Work instruction
Pull each line containing "frais" from the data.

Excerpted data
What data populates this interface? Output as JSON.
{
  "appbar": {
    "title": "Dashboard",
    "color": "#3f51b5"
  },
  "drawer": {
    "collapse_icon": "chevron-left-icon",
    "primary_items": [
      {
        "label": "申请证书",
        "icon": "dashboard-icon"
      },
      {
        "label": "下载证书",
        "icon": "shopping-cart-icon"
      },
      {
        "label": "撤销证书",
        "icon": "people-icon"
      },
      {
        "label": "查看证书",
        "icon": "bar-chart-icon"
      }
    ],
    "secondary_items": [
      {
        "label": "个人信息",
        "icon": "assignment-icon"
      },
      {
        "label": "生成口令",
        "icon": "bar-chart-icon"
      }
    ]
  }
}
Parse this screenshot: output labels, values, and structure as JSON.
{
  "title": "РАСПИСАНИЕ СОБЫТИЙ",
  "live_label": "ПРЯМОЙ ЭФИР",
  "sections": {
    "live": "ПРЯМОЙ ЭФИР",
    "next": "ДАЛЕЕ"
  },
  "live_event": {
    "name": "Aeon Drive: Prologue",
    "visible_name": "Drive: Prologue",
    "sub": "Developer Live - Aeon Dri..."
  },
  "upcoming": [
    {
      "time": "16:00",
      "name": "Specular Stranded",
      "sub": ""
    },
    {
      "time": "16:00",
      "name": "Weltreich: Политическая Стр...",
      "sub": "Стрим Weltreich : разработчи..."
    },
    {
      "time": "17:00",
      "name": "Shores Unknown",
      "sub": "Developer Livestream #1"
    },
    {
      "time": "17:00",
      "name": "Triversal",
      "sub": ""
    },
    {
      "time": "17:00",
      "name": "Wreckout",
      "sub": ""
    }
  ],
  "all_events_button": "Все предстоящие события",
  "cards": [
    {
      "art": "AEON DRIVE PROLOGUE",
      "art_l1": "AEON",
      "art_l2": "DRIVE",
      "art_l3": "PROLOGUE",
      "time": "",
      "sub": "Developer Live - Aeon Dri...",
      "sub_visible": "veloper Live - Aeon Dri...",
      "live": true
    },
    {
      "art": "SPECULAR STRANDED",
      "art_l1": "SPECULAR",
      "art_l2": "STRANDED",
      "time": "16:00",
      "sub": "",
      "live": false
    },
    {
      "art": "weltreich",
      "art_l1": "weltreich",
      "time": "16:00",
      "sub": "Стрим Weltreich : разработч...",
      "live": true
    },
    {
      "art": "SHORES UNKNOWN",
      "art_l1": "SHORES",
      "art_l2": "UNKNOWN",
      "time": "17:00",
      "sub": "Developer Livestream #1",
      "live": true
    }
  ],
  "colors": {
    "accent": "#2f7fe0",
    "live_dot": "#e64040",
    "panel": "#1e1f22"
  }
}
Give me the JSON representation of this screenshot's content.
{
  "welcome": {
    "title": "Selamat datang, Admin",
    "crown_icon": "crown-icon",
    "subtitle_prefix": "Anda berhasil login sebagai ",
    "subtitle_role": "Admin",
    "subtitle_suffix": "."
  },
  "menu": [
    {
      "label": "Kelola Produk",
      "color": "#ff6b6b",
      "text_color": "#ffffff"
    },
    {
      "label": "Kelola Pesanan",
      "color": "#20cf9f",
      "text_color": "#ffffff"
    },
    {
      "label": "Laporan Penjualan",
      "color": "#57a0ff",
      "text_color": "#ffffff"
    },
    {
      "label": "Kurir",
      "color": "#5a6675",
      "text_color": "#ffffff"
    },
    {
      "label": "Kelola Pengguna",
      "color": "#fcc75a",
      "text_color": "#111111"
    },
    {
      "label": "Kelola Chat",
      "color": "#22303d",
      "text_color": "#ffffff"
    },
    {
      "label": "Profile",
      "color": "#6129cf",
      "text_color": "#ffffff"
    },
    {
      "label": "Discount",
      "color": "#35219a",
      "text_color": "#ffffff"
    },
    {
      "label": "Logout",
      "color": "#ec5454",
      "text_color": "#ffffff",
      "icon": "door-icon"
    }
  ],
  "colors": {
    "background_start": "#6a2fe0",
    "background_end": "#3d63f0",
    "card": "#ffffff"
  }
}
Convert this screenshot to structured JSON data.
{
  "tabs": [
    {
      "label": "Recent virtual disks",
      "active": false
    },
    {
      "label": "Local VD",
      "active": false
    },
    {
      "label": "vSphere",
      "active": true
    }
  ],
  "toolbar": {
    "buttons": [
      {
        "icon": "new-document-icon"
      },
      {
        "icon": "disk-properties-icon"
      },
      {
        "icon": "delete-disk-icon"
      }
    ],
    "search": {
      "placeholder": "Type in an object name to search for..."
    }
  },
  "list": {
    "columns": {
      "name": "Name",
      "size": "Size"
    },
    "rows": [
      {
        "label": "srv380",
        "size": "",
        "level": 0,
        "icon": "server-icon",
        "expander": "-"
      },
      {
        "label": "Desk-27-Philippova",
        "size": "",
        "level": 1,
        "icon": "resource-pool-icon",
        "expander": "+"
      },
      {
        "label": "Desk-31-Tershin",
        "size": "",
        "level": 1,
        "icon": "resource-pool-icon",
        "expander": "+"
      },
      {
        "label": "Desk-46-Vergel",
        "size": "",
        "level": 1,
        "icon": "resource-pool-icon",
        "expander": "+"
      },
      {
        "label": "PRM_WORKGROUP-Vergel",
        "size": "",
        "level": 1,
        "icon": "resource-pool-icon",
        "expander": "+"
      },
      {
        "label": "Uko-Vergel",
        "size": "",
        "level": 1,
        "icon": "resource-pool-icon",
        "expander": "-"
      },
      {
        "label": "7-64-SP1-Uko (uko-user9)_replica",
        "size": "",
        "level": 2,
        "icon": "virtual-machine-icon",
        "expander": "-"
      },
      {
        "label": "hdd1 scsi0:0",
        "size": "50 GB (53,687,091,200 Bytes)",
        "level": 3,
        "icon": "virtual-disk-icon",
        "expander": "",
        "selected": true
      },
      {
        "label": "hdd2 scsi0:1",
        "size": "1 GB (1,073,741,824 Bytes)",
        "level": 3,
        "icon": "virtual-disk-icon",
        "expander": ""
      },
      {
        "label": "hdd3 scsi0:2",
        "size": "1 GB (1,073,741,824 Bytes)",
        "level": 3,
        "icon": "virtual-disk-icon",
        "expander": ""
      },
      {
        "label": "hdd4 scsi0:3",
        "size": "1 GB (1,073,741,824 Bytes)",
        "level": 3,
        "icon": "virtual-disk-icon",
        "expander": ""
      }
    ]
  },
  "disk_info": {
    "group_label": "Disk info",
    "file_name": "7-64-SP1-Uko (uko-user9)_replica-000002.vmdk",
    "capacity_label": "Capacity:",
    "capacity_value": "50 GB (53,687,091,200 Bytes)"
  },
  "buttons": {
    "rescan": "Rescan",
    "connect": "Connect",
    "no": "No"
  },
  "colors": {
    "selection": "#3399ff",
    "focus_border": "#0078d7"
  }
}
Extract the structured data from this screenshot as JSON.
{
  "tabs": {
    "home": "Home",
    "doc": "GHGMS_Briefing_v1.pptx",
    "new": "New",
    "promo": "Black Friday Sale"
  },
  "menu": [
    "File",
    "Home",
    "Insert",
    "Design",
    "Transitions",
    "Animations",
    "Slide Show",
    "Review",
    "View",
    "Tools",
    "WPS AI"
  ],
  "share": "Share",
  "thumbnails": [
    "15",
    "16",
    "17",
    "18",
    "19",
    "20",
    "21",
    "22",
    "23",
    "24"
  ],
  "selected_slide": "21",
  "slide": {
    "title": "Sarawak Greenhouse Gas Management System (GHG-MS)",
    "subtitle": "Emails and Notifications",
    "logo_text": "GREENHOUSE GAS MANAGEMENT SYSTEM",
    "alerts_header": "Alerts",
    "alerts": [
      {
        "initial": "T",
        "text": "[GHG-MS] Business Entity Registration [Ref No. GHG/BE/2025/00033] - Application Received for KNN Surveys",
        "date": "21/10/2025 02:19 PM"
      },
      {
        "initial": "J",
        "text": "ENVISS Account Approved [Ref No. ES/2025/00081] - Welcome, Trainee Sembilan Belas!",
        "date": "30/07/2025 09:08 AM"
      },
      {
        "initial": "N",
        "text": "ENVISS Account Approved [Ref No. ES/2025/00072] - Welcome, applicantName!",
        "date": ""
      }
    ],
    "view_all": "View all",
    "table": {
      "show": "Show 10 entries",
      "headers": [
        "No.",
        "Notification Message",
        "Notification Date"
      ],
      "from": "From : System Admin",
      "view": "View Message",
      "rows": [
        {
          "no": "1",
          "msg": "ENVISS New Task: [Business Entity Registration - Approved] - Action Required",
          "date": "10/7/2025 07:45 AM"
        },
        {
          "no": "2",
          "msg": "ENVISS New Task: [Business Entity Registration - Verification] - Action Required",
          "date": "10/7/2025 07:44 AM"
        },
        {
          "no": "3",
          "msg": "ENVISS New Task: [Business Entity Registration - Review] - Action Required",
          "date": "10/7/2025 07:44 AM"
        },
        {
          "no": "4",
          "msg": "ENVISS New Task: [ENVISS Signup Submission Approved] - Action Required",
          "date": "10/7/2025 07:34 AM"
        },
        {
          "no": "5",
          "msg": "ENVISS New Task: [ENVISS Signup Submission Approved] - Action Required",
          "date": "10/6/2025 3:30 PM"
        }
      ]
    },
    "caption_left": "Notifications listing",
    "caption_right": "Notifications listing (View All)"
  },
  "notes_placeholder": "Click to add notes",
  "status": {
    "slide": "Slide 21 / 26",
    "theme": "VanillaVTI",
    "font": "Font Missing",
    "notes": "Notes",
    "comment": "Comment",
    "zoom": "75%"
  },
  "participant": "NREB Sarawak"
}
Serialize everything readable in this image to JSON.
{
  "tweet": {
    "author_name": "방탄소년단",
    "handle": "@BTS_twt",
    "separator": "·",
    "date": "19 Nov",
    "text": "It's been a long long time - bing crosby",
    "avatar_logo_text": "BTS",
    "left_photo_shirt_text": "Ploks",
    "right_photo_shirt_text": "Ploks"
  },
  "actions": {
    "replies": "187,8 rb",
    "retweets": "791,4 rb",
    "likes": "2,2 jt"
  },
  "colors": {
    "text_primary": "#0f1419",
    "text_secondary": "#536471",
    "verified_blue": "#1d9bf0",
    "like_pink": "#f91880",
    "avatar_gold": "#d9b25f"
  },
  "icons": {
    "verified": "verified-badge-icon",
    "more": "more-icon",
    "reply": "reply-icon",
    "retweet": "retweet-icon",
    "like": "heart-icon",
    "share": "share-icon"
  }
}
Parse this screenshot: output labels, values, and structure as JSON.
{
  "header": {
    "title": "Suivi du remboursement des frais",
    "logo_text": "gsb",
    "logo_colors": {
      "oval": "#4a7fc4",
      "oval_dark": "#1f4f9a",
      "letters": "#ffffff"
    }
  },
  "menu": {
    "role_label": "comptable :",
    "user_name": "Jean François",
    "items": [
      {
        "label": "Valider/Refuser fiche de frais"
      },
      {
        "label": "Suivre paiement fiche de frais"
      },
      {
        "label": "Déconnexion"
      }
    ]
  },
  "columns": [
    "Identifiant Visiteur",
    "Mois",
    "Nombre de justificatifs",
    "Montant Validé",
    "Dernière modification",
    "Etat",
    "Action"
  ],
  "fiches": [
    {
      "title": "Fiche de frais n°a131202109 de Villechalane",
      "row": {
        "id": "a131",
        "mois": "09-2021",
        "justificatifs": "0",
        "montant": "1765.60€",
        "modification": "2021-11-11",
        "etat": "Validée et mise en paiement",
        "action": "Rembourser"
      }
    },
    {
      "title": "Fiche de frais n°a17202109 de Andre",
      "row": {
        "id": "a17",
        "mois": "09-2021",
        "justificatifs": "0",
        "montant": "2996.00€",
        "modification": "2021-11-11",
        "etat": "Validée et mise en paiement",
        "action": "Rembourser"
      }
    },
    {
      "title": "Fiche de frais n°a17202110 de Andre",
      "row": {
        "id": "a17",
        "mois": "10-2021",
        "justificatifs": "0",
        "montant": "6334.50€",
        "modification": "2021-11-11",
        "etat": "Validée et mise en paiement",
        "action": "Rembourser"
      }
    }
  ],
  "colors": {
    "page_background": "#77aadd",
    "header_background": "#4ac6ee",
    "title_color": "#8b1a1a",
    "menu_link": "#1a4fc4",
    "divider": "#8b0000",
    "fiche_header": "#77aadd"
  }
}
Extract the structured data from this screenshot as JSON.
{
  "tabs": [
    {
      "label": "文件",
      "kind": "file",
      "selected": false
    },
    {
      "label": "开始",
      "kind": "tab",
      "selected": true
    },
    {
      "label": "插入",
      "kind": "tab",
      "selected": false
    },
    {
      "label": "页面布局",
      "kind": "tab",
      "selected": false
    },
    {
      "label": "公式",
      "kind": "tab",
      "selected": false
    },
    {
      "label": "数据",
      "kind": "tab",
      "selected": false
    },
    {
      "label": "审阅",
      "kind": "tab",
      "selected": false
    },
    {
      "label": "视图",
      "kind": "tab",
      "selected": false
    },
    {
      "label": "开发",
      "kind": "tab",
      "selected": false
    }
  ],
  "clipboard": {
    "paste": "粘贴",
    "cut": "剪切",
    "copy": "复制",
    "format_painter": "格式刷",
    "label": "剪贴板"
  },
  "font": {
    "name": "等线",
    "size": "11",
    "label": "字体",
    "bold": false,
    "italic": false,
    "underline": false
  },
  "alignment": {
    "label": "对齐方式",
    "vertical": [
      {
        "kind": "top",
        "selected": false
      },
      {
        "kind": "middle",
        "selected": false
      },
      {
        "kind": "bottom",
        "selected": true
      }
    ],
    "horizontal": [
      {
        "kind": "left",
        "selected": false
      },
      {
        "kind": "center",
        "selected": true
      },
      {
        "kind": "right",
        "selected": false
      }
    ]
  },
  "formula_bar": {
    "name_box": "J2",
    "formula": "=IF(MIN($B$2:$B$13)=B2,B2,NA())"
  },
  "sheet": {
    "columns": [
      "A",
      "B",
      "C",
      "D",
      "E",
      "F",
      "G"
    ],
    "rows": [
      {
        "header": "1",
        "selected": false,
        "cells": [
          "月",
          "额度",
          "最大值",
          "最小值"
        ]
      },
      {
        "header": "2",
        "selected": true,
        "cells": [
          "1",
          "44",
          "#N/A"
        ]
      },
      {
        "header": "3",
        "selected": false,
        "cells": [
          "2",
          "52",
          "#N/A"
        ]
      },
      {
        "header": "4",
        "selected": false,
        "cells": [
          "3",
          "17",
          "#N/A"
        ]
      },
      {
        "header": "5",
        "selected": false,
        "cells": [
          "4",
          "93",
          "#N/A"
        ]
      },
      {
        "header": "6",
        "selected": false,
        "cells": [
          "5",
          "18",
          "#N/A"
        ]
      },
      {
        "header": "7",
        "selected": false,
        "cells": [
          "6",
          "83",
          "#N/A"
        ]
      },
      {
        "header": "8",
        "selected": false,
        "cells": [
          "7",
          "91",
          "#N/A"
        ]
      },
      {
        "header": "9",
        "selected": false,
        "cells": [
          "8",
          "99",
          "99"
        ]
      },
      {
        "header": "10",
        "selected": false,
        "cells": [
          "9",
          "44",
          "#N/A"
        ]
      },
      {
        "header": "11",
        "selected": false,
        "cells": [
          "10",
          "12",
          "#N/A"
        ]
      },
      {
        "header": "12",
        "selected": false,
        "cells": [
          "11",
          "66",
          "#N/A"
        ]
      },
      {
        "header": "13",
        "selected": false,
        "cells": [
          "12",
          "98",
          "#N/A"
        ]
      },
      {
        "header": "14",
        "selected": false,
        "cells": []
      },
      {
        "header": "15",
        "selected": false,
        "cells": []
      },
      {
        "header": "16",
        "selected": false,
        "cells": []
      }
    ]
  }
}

Result for this task
    "title": "Suivi du remboursement des frais",
        "label": "Valider/Refuser fiche de frais"
        "label": "Suivre paiement fiche de frais"
      "title": "Fiche de frais n°a131202109 de Villechalane",
      "title": "Fiche de frais n°a17202109 de Andre",
      "title": "Fiche de frais n°a17202110 de Andre",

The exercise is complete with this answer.